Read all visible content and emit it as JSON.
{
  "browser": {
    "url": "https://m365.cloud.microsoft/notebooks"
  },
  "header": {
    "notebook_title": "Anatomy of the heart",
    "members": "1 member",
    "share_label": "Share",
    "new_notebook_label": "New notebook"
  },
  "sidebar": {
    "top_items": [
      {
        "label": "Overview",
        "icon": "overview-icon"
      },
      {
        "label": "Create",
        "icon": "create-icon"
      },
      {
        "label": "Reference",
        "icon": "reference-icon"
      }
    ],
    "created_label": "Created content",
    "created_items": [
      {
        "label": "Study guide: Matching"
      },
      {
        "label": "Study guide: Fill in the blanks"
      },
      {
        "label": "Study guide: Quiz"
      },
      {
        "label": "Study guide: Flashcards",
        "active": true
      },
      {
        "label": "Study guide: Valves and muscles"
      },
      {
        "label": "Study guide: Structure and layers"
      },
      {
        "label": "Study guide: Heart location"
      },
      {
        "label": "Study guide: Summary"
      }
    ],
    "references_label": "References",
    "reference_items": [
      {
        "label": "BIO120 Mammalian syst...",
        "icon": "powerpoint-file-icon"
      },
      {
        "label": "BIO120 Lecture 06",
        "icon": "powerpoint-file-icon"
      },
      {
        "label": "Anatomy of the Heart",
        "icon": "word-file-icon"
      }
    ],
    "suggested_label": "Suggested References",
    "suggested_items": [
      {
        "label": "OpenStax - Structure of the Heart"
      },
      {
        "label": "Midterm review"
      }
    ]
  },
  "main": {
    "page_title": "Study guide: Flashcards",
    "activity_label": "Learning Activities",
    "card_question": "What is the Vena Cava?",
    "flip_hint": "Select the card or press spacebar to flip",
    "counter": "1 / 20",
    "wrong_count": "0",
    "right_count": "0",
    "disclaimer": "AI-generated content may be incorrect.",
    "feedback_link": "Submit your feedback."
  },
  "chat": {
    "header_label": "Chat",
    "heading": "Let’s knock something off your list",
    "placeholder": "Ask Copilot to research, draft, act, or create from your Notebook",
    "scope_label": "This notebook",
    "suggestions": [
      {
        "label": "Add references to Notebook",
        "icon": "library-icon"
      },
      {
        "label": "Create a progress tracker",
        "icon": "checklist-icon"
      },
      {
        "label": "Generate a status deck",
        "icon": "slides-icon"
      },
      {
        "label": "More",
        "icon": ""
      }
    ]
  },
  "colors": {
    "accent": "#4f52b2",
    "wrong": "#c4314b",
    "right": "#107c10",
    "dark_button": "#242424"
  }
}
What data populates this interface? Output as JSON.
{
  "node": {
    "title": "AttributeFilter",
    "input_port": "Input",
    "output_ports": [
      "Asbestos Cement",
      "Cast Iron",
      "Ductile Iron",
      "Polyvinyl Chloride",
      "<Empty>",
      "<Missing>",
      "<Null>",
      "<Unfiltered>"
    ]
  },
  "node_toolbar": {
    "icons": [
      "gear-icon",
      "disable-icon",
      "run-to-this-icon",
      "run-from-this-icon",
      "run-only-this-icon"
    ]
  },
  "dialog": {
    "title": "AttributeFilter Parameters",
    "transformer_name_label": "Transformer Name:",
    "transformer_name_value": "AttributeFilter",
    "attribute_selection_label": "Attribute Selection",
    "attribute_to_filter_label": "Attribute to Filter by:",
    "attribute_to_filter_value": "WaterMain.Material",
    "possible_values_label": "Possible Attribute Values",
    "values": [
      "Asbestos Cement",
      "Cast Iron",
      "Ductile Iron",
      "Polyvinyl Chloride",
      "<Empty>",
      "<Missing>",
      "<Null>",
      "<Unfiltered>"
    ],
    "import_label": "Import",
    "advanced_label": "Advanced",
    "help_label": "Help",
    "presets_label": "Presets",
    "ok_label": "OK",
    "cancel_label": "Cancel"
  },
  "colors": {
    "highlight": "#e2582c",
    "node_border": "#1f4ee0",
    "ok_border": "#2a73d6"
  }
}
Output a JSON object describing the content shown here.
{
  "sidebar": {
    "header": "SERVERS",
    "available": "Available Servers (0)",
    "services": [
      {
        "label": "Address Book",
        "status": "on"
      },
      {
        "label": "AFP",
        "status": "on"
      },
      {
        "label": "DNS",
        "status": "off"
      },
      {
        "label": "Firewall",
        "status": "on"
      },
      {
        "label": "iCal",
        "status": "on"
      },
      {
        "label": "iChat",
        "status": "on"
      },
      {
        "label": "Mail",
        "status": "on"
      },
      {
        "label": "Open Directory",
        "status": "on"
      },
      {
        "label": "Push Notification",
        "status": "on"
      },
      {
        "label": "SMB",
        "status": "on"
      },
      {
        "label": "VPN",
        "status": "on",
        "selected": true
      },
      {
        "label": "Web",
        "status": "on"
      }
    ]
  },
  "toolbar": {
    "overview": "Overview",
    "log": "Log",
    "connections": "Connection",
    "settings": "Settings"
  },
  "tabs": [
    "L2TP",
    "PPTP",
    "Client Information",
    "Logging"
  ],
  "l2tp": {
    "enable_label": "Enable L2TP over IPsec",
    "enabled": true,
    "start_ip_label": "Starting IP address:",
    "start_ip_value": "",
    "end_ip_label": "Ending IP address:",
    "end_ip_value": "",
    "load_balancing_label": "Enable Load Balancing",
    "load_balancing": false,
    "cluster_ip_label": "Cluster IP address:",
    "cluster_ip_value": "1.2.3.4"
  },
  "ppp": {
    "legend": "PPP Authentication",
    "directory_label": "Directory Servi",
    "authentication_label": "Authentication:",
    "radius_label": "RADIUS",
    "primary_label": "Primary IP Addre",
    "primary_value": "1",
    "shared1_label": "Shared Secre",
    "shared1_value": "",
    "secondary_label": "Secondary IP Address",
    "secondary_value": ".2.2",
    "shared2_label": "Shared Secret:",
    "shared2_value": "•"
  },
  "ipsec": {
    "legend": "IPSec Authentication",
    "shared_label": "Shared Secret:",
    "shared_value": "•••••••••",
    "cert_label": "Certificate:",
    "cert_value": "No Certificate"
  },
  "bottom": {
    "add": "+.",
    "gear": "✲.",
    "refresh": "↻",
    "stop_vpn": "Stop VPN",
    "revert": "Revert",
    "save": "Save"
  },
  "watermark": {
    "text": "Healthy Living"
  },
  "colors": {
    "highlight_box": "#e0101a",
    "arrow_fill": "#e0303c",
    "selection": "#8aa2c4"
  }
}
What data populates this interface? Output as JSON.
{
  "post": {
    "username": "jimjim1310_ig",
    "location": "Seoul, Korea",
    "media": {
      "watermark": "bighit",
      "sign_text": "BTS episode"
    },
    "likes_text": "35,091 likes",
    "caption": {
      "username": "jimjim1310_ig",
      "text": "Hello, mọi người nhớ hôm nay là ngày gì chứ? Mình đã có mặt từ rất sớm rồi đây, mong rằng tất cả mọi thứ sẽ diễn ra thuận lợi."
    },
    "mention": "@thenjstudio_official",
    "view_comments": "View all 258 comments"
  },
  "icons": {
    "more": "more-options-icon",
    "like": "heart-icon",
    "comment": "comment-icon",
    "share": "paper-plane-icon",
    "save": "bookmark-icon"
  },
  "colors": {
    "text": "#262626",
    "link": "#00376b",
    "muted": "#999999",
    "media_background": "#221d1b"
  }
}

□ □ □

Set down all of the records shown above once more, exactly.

Output of the exercise>
Read all visible content and emit it as JSON.
{
  "browser": {
    "url": "https://m365.cloud.microsoft/notebooks"
  },
  "header": {
    "notebook_title": "Anatomy of the heart",
    "members": "1 member",
    "share_label": "Share",
    "new_notebook_label": "New notebook"
  },
  "sidebar": {
    "top_items": [
      {
        "label": "Overview",
        "icon": "overview-icon"
      },
      {
        "label": "Create",
        "icon": "create-icon"
      },
      {
        "label": "Reference",
        "icon": "reference-icon"
      }
    ],
    "created_label": "Created content",
    "created_items": [
      {
        "label": "Study guide: Matching"
      },
      {
        "label": "Study guide: Fill in the blanks"
      },
      {
        "label": "Study guide: Quiz"
      },
      {
        "label": "Study guide: Flashcards",
        "active": true
      },
      {
        "label": "Study guide: Valves and muscles"
      },
      {
        "label": "Study guide: Structure and layers"
      },
      {
        "label": "Study guide: Heart location"
      },
      {
        "label": "Study guide: Summary"
      }
    ],
    "references_label": "References",
    "reference_items": [
      {
        "label": "BIO120 Mammalian syst...",
        "icon": "powerpoint-file-icon"
      },
      {
        "label": "BIO120 Lecture 06",
        "icon": "powerpoint-file-icon"
      },
      {
        "label": "Anatomy of the Heart",
        "icon": "word-file-icon"
      }
    ],
    "suggested_label": "Suggested References",
    "suggested_items": [
      {
        "label": "OpenStax - Structure of the Heart"
      },
      {
        "label": "Midterm review"
      }
    ]
  },
  "main": {
    "page_title": "Study guide: Flashcards",
    "activity_label": "Learning Activities",
    "card_question": "What is the Vena Cava?",
    "flip_hint": "Select the card or press spacebar to flip",
    "counter": "1 / 20",
    "wrong_count": "0",
    "right_count": "0",
    "disclaimer": "AI-generated content may be incorrect.",
    "feedback_link": "Submit your feedback."
  },
  "chat": {
    "header_label": "Chat",
    "heading": "Let’s knock something off your list",
    "placeholder": "Ask Copilot to research, draft, act, or create from your Notebook",
    "scope_label": "This notebook",
    "suggestions": [
      {
        "label": "Add references to Notebook",
        "icon": "library-icon"
      },
      {
        "label": "Create a progress tracker",
        "icon": "checklist-icon"
      },
      {
        "label": "Generate a status deck",
        "icon": "slides-icon"
      },
      {
        "label": "More",
        "icon": ""
      }
    ]
  },
  "colors": {
    "accent": "#4f52b2",
    "wrong": "#c4314b",
    "right": "#107c10",
    "dark_button": "#242424"
  }
}
What data populates this interface? Output as JSON.
{
  "node": {
    "title": "AttributeFilter",
    "input_port": "Input",
    "output_ports": [
      "Asbestos Cement",
      "Cast Iron",
      "Ductile Iron",
      "Polyvinyl Chloride",
      "<Empty>",
      "<Missing>",
      "<Null>",
      "<Unfiltered>"
    ]
  },
  "node_toolbar": {
    "icons": [
      "gear-icon",
      "disable-icon",
      "run-to-this-icon",
      "run-from-this-icon",
      "run-only-this-icon"
    ]
  },
  "dialog": {
    "title": "AttributeFilter Parameters",
    "transformer_name_label": "Transformer Name:",
    "transformer_name_value": "AttributeFilter",
    "attribute_selection_label": "Attribute Selection",
    "attribute_to_filter_label": "Attribute to Filter by:",
    "attribute_to_filter_value": "WaterMain.Material",
    "possible_values_label": "Possible Attribute Values",
    "values": [
      "Asbestos Cement",
      "Cast Iron",
      "Ductile Iron",
      "Polyvinyl Chloride",
      "<Empty>",
      "<Missing>",
      "<Null>",
      "<Unfiltered>"
    ],
    "import_label": "Import",
    "advanced_label": "Advanced",
    "help_label": "Help",
    "presets_label": "Presets",
    "ok_label": "OK",
    "cancel_label": "Cancel"
  },
  "colors": {
    "highlight": "#e2582c",
    "node_border": "#1f4ee0",
    "ok_border": "#2a73d6"
  }
}
Output a JSON object describing the content shown here.
{
  "sidebar": {
    "header": "SERVERS",
    "available": "Available Servers (0)",
    "services": [
      {
        "label": "Address Book",
        "status": "on"
      },
      {
        "label": "AFP",
        "status": "on"
      },
      {
        "label": "DNS",
        "status": "off"
      },
      {
        "label": "Firewall",
        "status": "on"
      },
      {
        "label": "iCal",
        "status": "on"
      },
      {
        "label": "iChat",
        "status": "on"
      },
      {
        "label": "Mail",
        "status": "on"
      },
      {
        "label": "Open Directory",
        "status": "on"
      },
      {
        "label": "Push Notification",
        "status": "on"
      },
      {
        "label": "SMB",
        "status": "on"
      },
      {
        "label": "VPN",
        "status": "on",
        "selected": true
      },
      {
        "label": "Web",
        "status": "on"
      }
    ]
  },
  "toolbar": {
    "overview": "Overview",
    "log": "Log",
    "connections": "Connection",
    "settings": "Settings"
  },
  "tabs": [
    "L2TP",
    "PPTP",
    "Client Information",
    "Logging"
  ],
  "l2tp": {
    "enable_label": "Enable L2TP over IPsec",
    "enabled": true,
    "start_ip_label": "Starting IP address:",
    "start_ip_value": "",
    "end_ip_label": "Ending IP address:",
    "end_ip_value": "",
    "load_balancing_label": "Enable Load Balancing",
    "load_balancing": false,
    "cluster_ip_label": "Cluster IP address:",
    "cluster_ip_value": "1.2.3.4"
  },
  "ppp": {
    "legend": "PPP Authentication",
    "directory_label": "Directory Servi",
    "authentication_label": "Authentication:",
    "radius_label": "RADIUS",
    "primary_label": "Primary IP Addre",
    "primary_value": "1",
    "shared1_label": "Shared Secre",
    "shared1_value": "",
    "secondary_label": "Secondary IP Address",
    "secondary_value": ".2.2",
    "shared2_label": "Shared Secret:",
    "shared2_value": "•"
  },
  "ipsec": {
    "legend": "IPSec Authentication",
    "shared_label": "Shared Secret:",
    "shared_value": "•••••••••",
    "cert_label": "Certificate:",
    "cert_value": "No Certificate"
  },
  "bottom": {
    "add": "+.",
    "gear": "✲.",
    "refresh": "↻",
    "stop_vpn": "Stop VPN",
    "revert": "Revert",
    "save": "Save"
  },
  "watermark": {
    "text": "Healthy Living"
  },
  "colors": {
    "highlight_box": "#e0101a",
    "arrow_fill": "#e0303c",
    "selection": "#8aa2c4"
  }
}
What data populates this interface? Output as JSON.
{
  "post": {
    "username": "jimjim1310_ig",
    "location": "Seoul, Korea",
    "media": {
      "watermark": "bighit",
      "sign_text": "BTS episode"
    },
    "likes_text": "35,091 likes",
    "caption": {
      "username": "jimjim1310_ig",
      "text": "Hello, mọi người nhớ hôm nay là ngày gì chứ? Mình đã có mặt từ rất sớm rồi đây, mong rằng tất cả mọi thứ sẽ diễn ra thuận lợi."
    },
    "mention": "@thenjstudio_official",
    "view_comments": "View all 258 comments"
  },
  "icons": {
    "more": "more-options-icon",
    "like": "heart-icon",
    "comment": "comment-icon",
    "share": "paper-plane-icon",
    "save": "bookmark-icon"
  },
  "colors": {
    "text": "#262626",
    "link": "#00376b",
    "muted": "#999999",
    "media_background": "#221d1b"
  }
}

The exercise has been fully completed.